What Triggers “Adoration”?

I like the categorization of prayer into A-C-T-S:  that is, adoration, confession, thanksgiving, and supplication.  Every night, I run through that list and try to recall events of the day that fit into each box. I’ll admit, though, that the first category is the trickiest, especially since it’s very easy to say you adore God for everything He does for you, which suggests that it’s really not much different from thanksgiving.

But it’s worth maintaining a distinction.  When I search for things at evening prayer to adore God about, the most common involve nature, love, and complexity (perhaps this last should be combined also with the “richness” of life).  And I think what all three have in common are high degrees of positivity and inexplicability.

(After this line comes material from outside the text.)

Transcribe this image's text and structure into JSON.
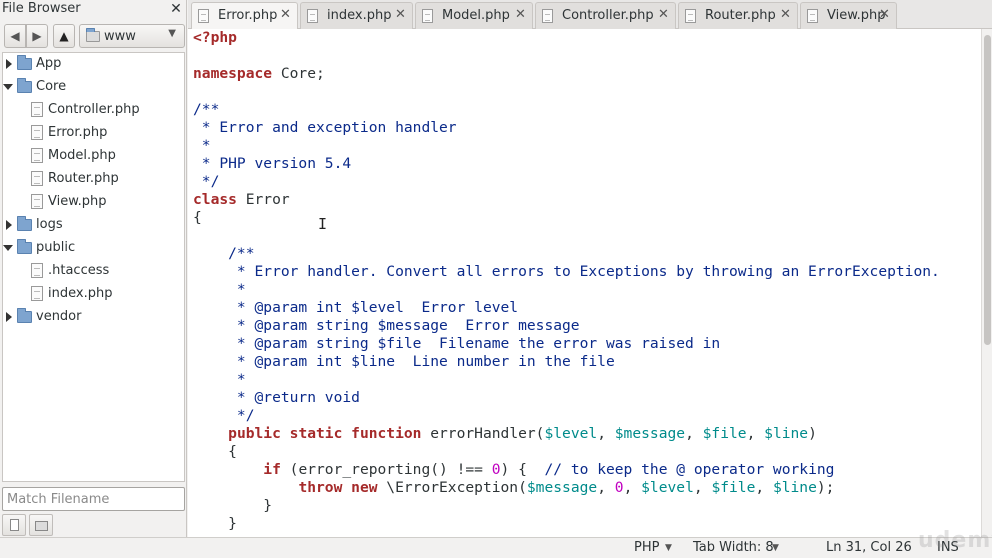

And that makes sense.  You aren’t going to adore someone for something they’ve done or created that  is negative.  Note, by the way, that the positivity may not even be something aimed at you; it’s just something you observe in some way.  And it has to be very powerful, too, to trigger the feeling we call adoration.  Seeing a sand castle doesn’t cause adoration for the builder; seeing the firmament does.  That some creatures might fear each other is not surprising; but often the love in our lives is.  And the very complexity of our world and, in particular, of human lives and activities in the world is, to me, literally awesome.

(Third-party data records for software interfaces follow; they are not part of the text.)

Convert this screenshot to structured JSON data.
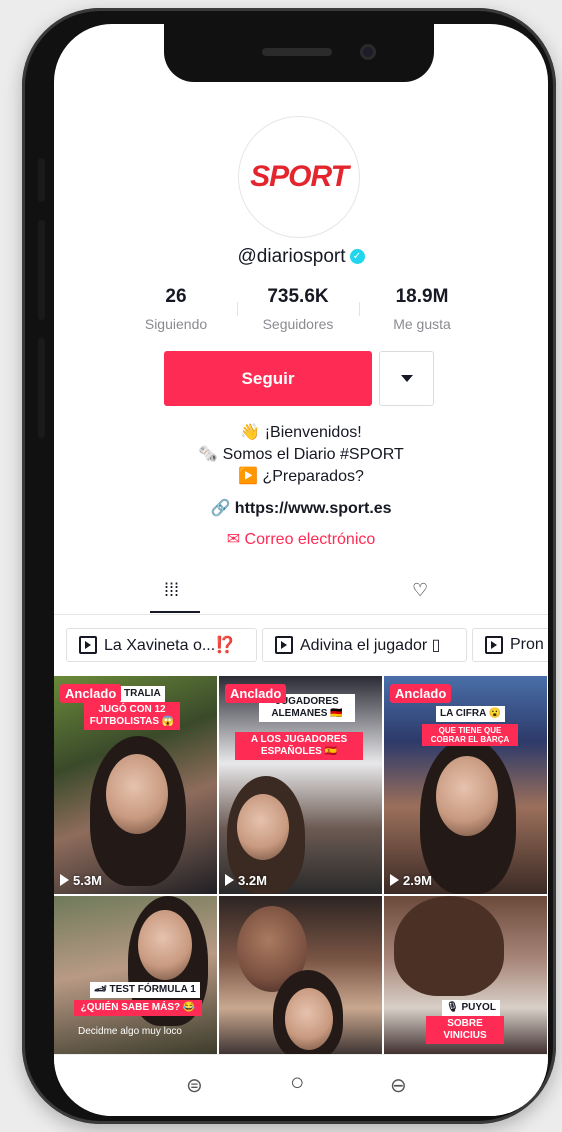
{
  "profile": {
    "avatar_text": "SPORT",
    "username": "@diariosport",
    "verified_mark": "✓"
  },
  "stats": [
    {
      "value": "26",
      "label": "Siguiendo"
    },
    {
      "value": "735.6K",
      "label": "Seguidores"
    },
    {
      "value": "18.9M",
      "label": "Me gusta"
    }
  ],
  "actions": {
    "follow_label": "Seguir"
  },
  "bio": {
    "line1": "👋 ¡Bienvenidos!",
    "line2": "🗞️ Somos el Diario #SPORT",
    "line3": "▶️ ¿Preparados?",
    "link": "🔗 https://www.sport.es",
    "email": "✉ Correo electrónico"
  },
  "tabs": {
    "videos_icon": "⁞⁞⁞",
    "liked_icon": "♡"
  },
  "playlists": [
    {
      "label": "La Xavineta o...⁉️"
    },
    {
      "label": "Adivina el jugador ▯"
    },
    {
      "label": "Pron"
    }
  ],
  "videos": [
    {
      "pinned": "Anclado",
      "views": "5.3M",
      "caption1": "TRALIA",
      "caption2": "JUGÓ CON 12 FUTBOLISTAS 😱"
    },
    {
      "pinned": "Anclado",
      "views": "3.2M",
      "caption1": "JUGADORES ALEMANES 🇩🇪",
      "caption2": "A LOS JUGADORES ESPAÑOLES 🇪🇸"
    },
    {
      "pinned": "Anclado",
      "views": "2.9M",
      "caption1": "LA CIFRA 😮",
      "caption2": "QUE TIENE QUE COBRAR EL BARÇA"
    },
    {
      "caption1": "🏎 TEST FÓRMULA 1",
      "caption2": "¿QUIÉN SABE MÁS? 😂",
      "caption3": "Decidme algo muy loco"
    },
    {},
    {
      "caption1": "🎙 PUYOL",
      "caption2": "SOBRE VINICIUS"
    }
  ],
  "navbar": {
    "left_icon": "⊜",
    "home_icon": "○",
    "back_icon": "⊖"
  },
  "colors": {
    "accent": "#fe2c55",
    "verified": "#20d5ec",
    "logo": "#e3262e"
  }
}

Let me add a fourth category of adoration (and I’m not suggesting that what I can come up with is all there can be):  music and, for that matter, any powerful art.  Again, no denying its positivity, and it’s often very hard to explain why a song or a poem moves us to tears.

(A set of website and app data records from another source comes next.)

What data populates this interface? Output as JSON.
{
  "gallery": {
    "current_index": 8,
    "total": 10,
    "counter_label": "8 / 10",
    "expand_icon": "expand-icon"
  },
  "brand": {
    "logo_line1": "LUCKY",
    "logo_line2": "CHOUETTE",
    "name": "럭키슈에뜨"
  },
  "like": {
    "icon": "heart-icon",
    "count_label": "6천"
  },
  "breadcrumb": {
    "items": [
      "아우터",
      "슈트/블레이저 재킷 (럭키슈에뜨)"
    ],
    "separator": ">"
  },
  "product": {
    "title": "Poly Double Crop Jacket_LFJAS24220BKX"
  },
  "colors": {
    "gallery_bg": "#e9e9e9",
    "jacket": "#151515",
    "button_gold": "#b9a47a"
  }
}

Oh, and here’s a fifth:  laughter.  Once more, highly positive and defying explanation.  What a great gift God gave us when He created us to laugh.  We should adore Him for it.

Postscript:  The inexplicability aspect, especially, also means each of these can lead us to believe in God in the first place.

Second postscript:  This site’s post on Timothy Keller’s book Prayer:  Experiencing Awe and Intimacy with God quotes the passage on page 197 of that book in which C.S. Lewis discusses adoration.

Third postscript:  And shouldn’t Scripture — the Word of God — be on the list?  There are elements of both complexity and art in it, but its wonders go beyond that.  And it is of course positive and it can be a mysterious.  So I would bear it in mind when you thank God for His wonders that you might have experienced that day.